##### EXERCISE INPUT

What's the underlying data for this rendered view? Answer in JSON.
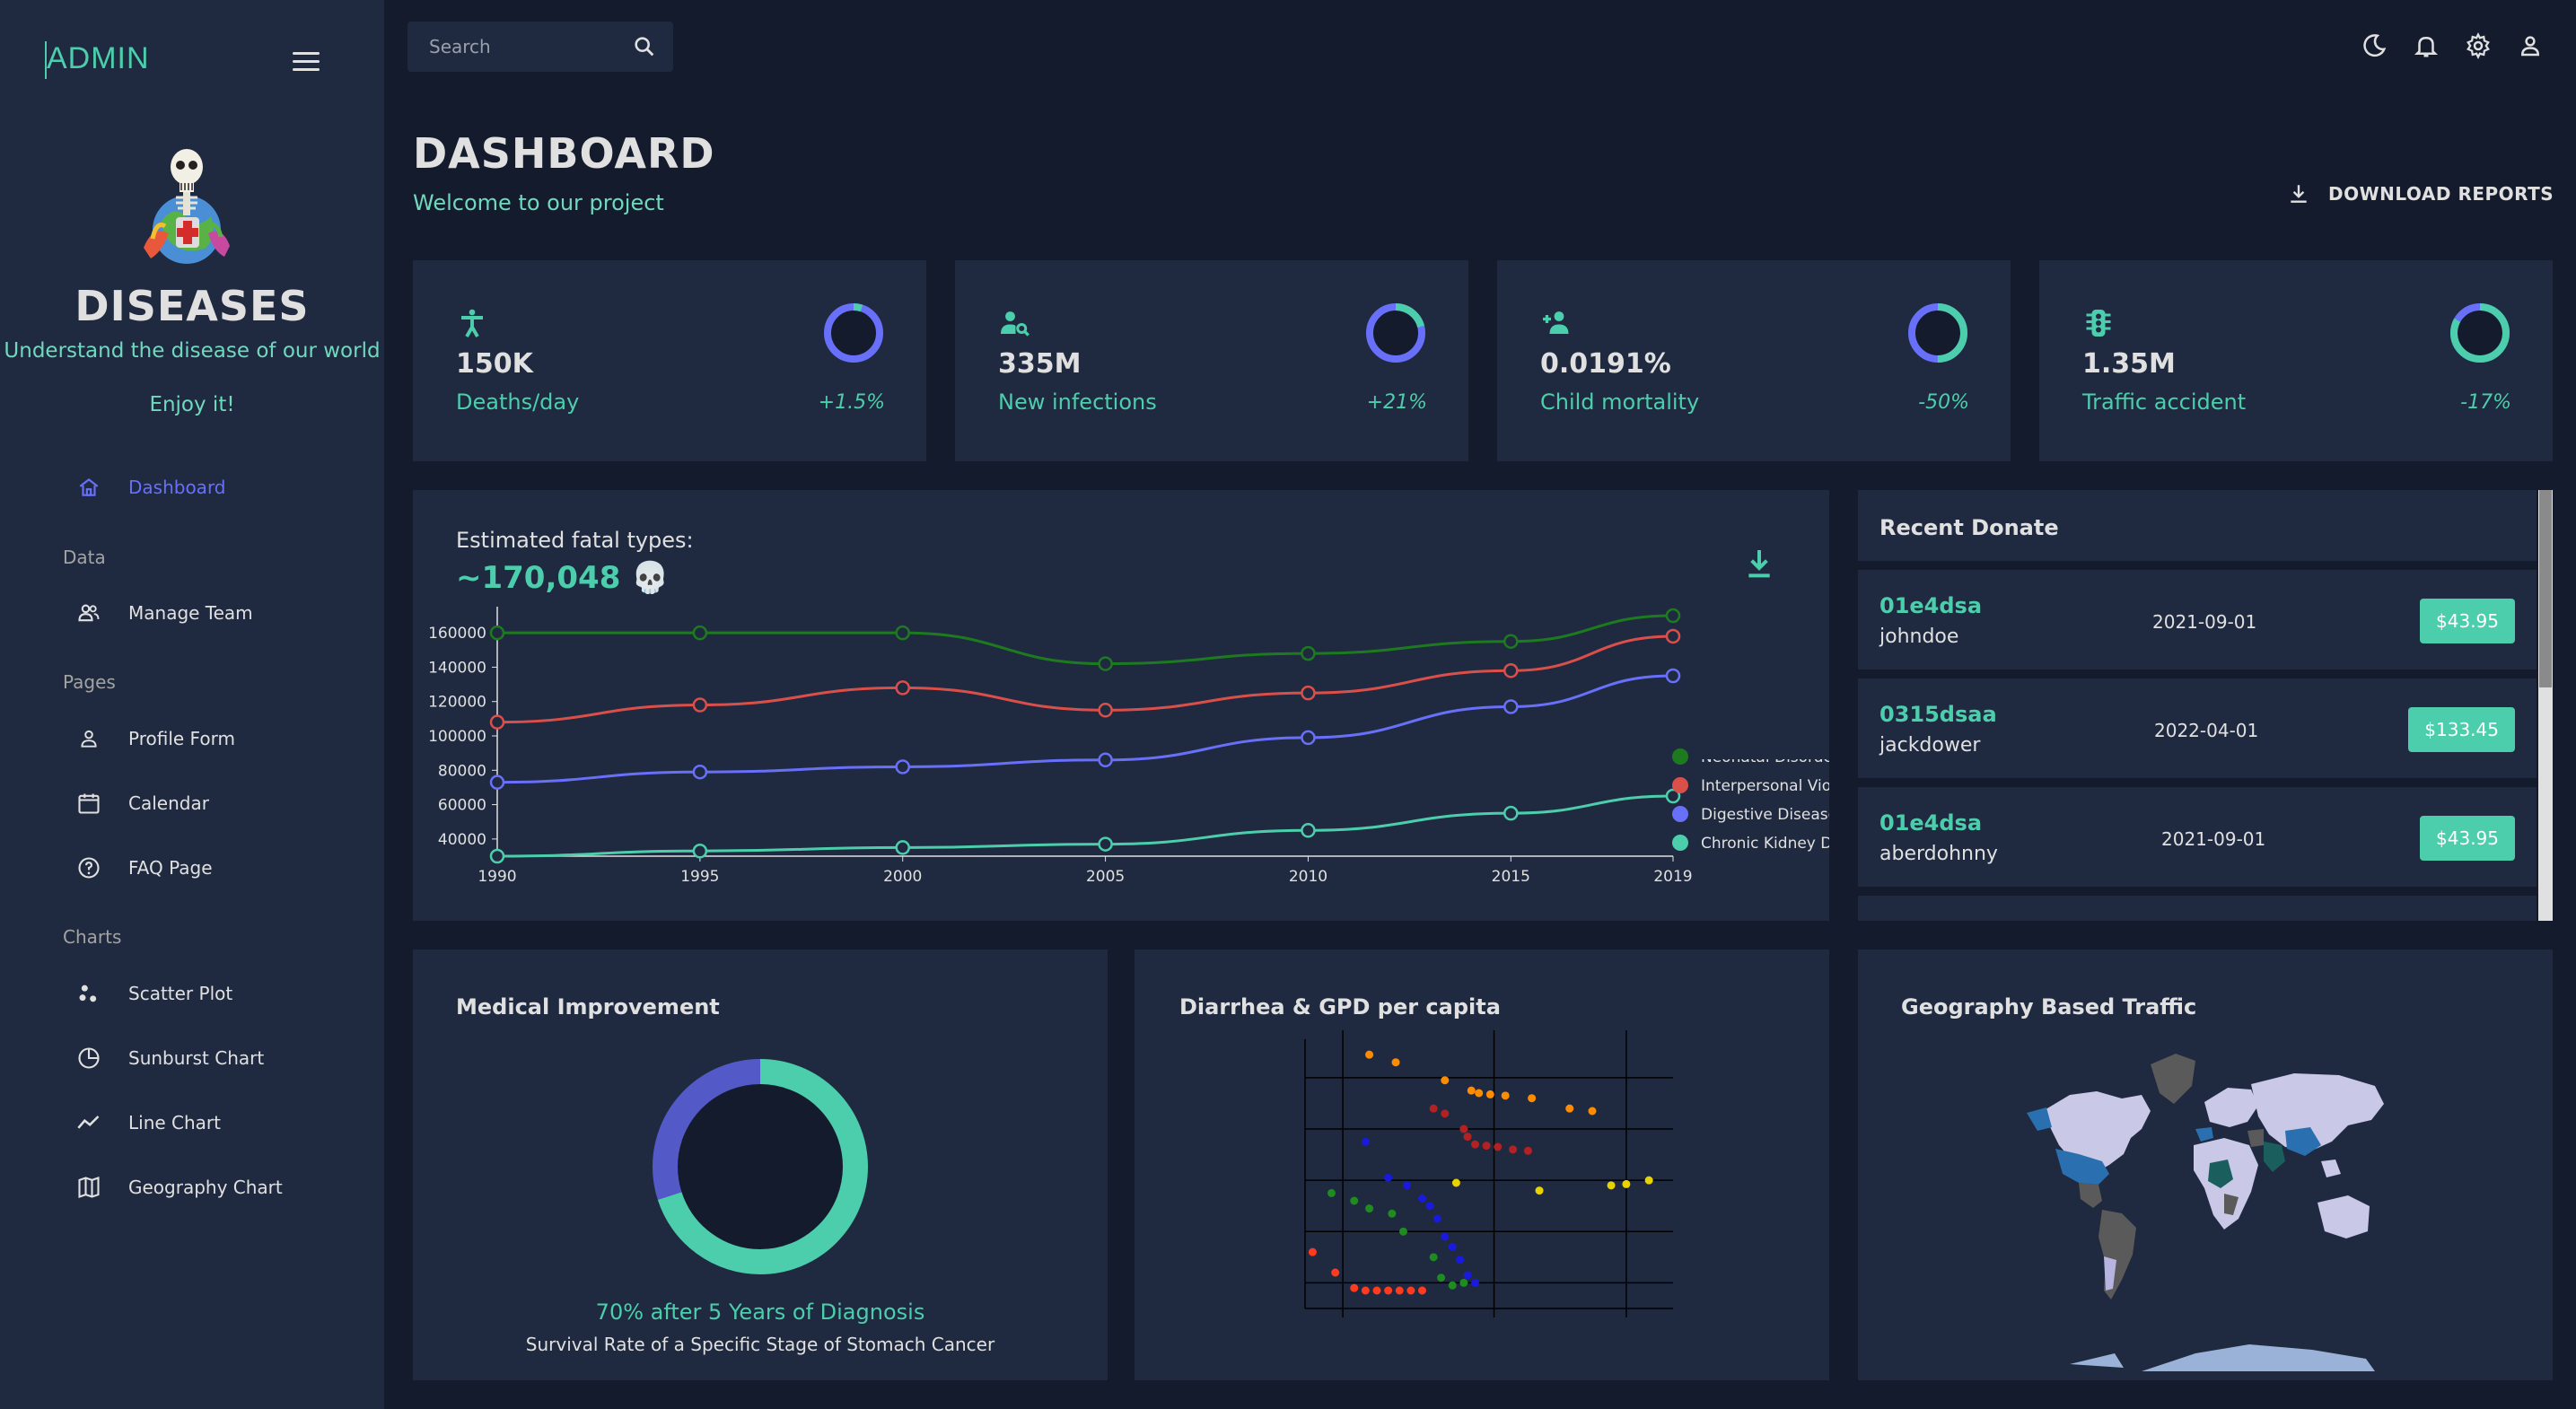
{
  "sidebar": {
    "app_title": "ADMIN",
    "brand_title": "DISEASES",
    "brand_subtitle": "Understand the disease of our world",
    "brand_tagline": "Enjoy it!",
    "items": [
      {
        "label": "Dashboard",
        "icon": "home-icon",
        "active": true
      },
      {
        "label": "Manage Team",
        "icon": "people-icon"
      },
      {
        "label": "Profile Form",
        "icon": "person-icon"
      },
      {
        "label": "Calendar",
        "icon": "calendar-icon"
      },
      {
        "label": "FAQ Page",
        "icon": "help-icon"
      },
      {
        "label": "Scatter Plot",
        "icon": "scatter-icon"
      },
      {
        "label": "Sunburst Chart",
        "icon": "pie-icon"
      },
      {
        "label": "Line Chart",
        "icon": "timeline-icon"
      },
      {
        "label": "Geography Chart",
        "icon": "map-icon"
      }
    ],
    "sections": [
      "Data",
      "Pages",
      "Charts"
    ]
  },
  "topbar": {
    "search_placeholder": "Search",
    "icons": [
      "dark-mode-icon",
      "notifications-icon",
      "settings-icon",
      "person-icon"
    ]
  },
  "header": {
    "title": "DASHBOARD",
    "subtitle": "Welcome to our project",
    "download_label": "DOWNLOAD REPORTS"
  },
  "stats": [
    {
      "value": "150K",
      "label": "Deaths/day",
      "change": "+1.5%",
      "progress": 0.05,
      "icon": "accessibility-icon"
    },
    {
      "value": "335M",
      "label": "New infections",
      "change": "+21%",
      "progress": 0.21,
      "icon": "person-search-icon"
    },
    {
      "value": "0.0191%",
      "label": "Child mortality",
      "change": "-50%",
      "progress": 0.5,
      "icon": "person-add-icon"
    },
    {
      "value": "1.35M",
      "label": "Traffic accident",
      "change": "-17%",
      "progress": 0.83,
      "icon": "traffic-icon"
    }
  ],
  "line_panel": {
    "title": "Estimated fatal types:",
    "total": "~170,048 💀"
  },
  "chart_data": [
    {
      "type": "line",
      "x": [
        1990,
        1995,
        2000,
        2005,
        2010,
        2015,
        2019
      ],
      "ylim": [
        30000,
        170000
      ],
      "yticks": [
        40000,
        60000,
        80000,
        100000,
        120000,
        140000,
        160000
      ],
      "legend_position": "right",
      "series": [
        {
          "name": "Neonatal Disorders",
          "color": "#1e7a1e",
          "values": [
            160000,
            160000,
            160000,
            142000,
            148000,
            155000,
            170000
          ]
        },
        {
          "name": "Interpersonal Violence",
          "color": "#db4f4a",
          "values": [
            108000,
            118000,
            128000,
            115000,
            125000,
            138000,
            158000
          ]
        },
        {
          "name": "Digestive Diseases",
          "color": "#6870fa",
          "values": [
            73000,
            79000,
            82000,
            86000,
            99000,
            117000,
            135000
          ]
        },
        {
          "name": "Chronic Kidney Diseases",
          "color": "#4cceac",
          "values": [
            30000,
            33000,
            35000,
            37000,
            45000,
            55000,
            65000
          ]
        }
      ],
      "legend_labels": [
        "Neonatal Disorders",
        "Interpersonal Violence",
        "Digestive Diseases",
        "Chronic Kidney Diseases"
      ]
    },
    {
      "type": "pie",
      "title": "Medical Improvement",
      "values": [
        70,
        30
      ],
      "colors": [
        "#4cceac",
        "#535ac8"
      ],
      "caption": "70% after 5 Years of Diagnosis",
      "subcaption": "Survival Rate of a Specific Stage of Stomach Cancer"
    },
    {
      "type": "scatter",
      "title": "Diarrhea & GPD per capita",
      "groups": [
        {
          "color": "#ff8c00",
          "points": [
            [
              1.2,
              9.9
            ],
            [
              1.9,
              9.6
            ],
            [
              3.2,
              8.9
            ],
            [
              3.9,
              8.5
            ],
            [
              4.1,
              8.4
            ],
            [
              4.4,
              8.35
            ],
            [
              4.8,
              8.3
            ],
            [
              5.5,
              8.2
            ],
            [
              6.5,
              7.8
            ],
            [
              7.1,
              7.7
            ]
          ]
        },
        {
          "color": "#b22222",
          "points": [
            [
              2.9,
              7.8
            ],
            [
              3.2,
              7.6
            ],
            [
              3.7,
              7.0
            ],
            [
              3.8,
              6.7
            ],
            [
              4.0,
              6.4
            ],
            [
              4.3,
              6.35
            ],
            [
              4.6,
              6.3
            ],
            [
              5.0,
              6.2
            ],
            [
              5.4,
              6.15
            ]
          ]
        },
        {
          "color": "#e8d200",
          "points": [
            [
              3.5,
              4.9
            ],
            [
              5.7,
              4.6
            ],
            [
              7.6,
              4.8
            ],
            [
              8.0,
              4.85
            ],
            [
              8.6,
              5.0
            ]
          ]
        },
        {
          "color": "#1a1adc",
          "points": [
            [
              1.1,
              6.5
            ],
            [
              1.7,
              5.1
            ],
            [
              2.2,
              4.8
            ],
            [
              2.6,
              4.3
            ],
            [
              2.8,
              4.0
            ],
            [
              3.0,
              3.5
            ],
            [
              3.2,
              2.8
            ],
            [
              3.4,
              2.4
            ],
            [
              3.6,
              1.9
            ],
            [
              3.8,
              1.3
            ],
            [
              4.0,
              1.0
            ]
          ]
        },
        {
          "color": "#1e8c1e",
          "points": [
            [
              0.2,
              4.5
            ],
            [
              0.8,
              4.2
            ],
            [
              1.2,
              3.9
            ],
            [
              1.8,
              3.7
            ],
            [
              2.1,
              3.0
            ],
            [
              2.9,
              2.0
            ],
            [
              3.1,
              1.2
            ],
            [
              3.4,
              0.9
            ],
            [
              3.7,
              1.0
            ]
          ]
        },
        {
          "color": "#ff3b1f",
          "points": [
            [
              -0.3,
              2.2
            ],
            [
              0.3,
              1.4
            ],
            [
              0.8,
              0.8
            ],
            [
              1.1,
              0.7
            ],
            [
              1.4,
              0.7
            ],
            [
              1.7,
              0.7
            ],
            [
              2.0,
              0.7
            ],
            [
              2.3,
              0.7
            ],
            [
              2.6,
              0.7
            ]
          ]
        }
      ]
    }
  ],
  "donations": {
    "title": "Recent Donate",
    "rows": [
      {
        "txid": "01e4dsa",
        "user": "johndoe",
        "date": "2021-09-01",
        "amount": "$43.95"
      },
      {
        "txid": "0315dsaa",
        "user": "jackdower",
        "date": "2022-04-01",
        "amount": "$133.45"
      },
      {
        "txid": "01e4dsa",
        "user": "aberdohnny",
        "date": "2021-09-01",
        "amount": "$43.95"
      }
    ]
  },
  "panels": {
    "medical_title": "Medical Improvement",
    "medical_caption": "70% after 5 Years of Diagnosis",
    "medical_subcaption": "Survival Rate of a Specific Stage of Stomach Cancer",
    "scatter_title": "Diarrhea & GPD per capita",
    "geo_title": "Geography Based Traffic"
  },
  "colors": {
    "background": "#141b2d",
    "panel": "#1f2a40",
    "accent": "#4cceac",
    "primary": "#6870fa",
    "text": "#e0e0e0"
  }
}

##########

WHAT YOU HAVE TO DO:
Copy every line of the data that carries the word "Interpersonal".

RESULT FOR THIS EXERCISE:
          "name": "Interpersonal Violence",
        "Interpersonal Violence",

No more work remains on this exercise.